Advice on service delivery via telehealth is increasingly prevalent during the current pandemic (CASP, 2020; Rodriguez, 2020). As a science rooted in objective measurable outcomes, it is critical that the advice we give is also effective in producing the outcomes we are expecting. Furthermore, the rise of ACT-related additions (Murrell & Scherbarth, 2006; Pahnke, Lundgren, Hursti, & Hirvikoski, 2014) to the typical behavioral training approaches for employees (Bethay, Wilson, Schnetzer, Nassar, & Bordieri, 2013), clients (Enoch & Dixon, 2017, 2019), and parents (Blackledge & Hayes, 2006; Poddar, Sinha, & Urbi, 2015) necessitates even more proof of concept before inferring such material is warranted for inclusion in enhancing telehealth outcomes.

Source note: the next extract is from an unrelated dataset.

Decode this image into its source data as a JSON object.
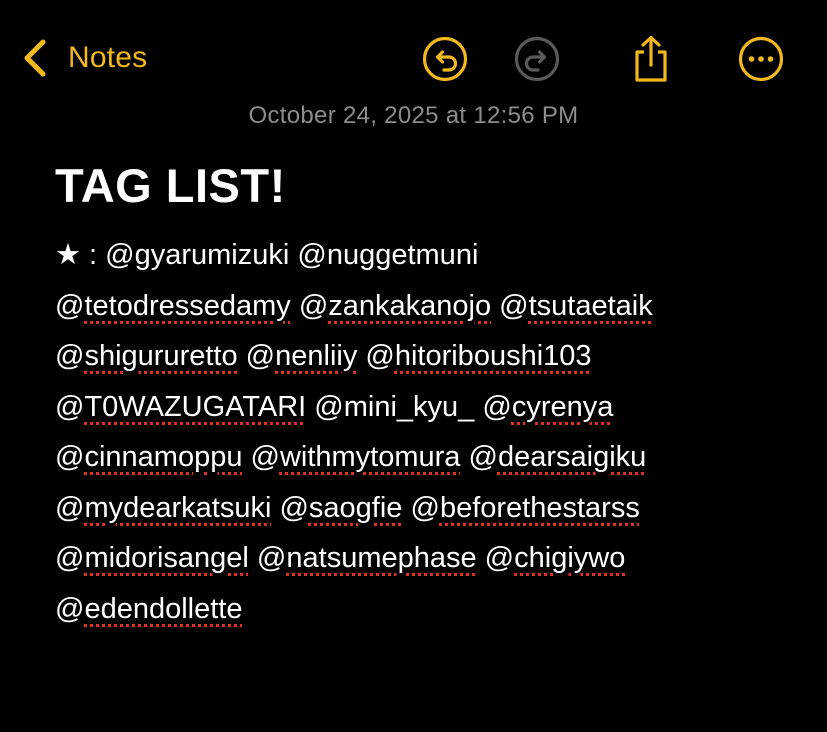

The previous content details the model of our telehealth ABA parent training curriculum. It includes five self-paced online lessons and details individual consultations parents receive as they move through the program. The content structure covers the majority of behavioral principles and techniques parents need in order to set up the home for the child’s success. The individual consultations complement the online lessons. They deepen parents’ understanding of the course content and allow behavior analysts to have a detailed discussion on parents’ concerns. The brief ACT session during the onboarding meeting, along with the weekly ACT messages, frequently reorients parents to the present moment and enhances parental adherence. Detailed examples are provided so practitioners can replicate this model. Study 2 presents the preliminary data that support the effectiveness of this model. Limitations and suggestions for improvement are also discussed.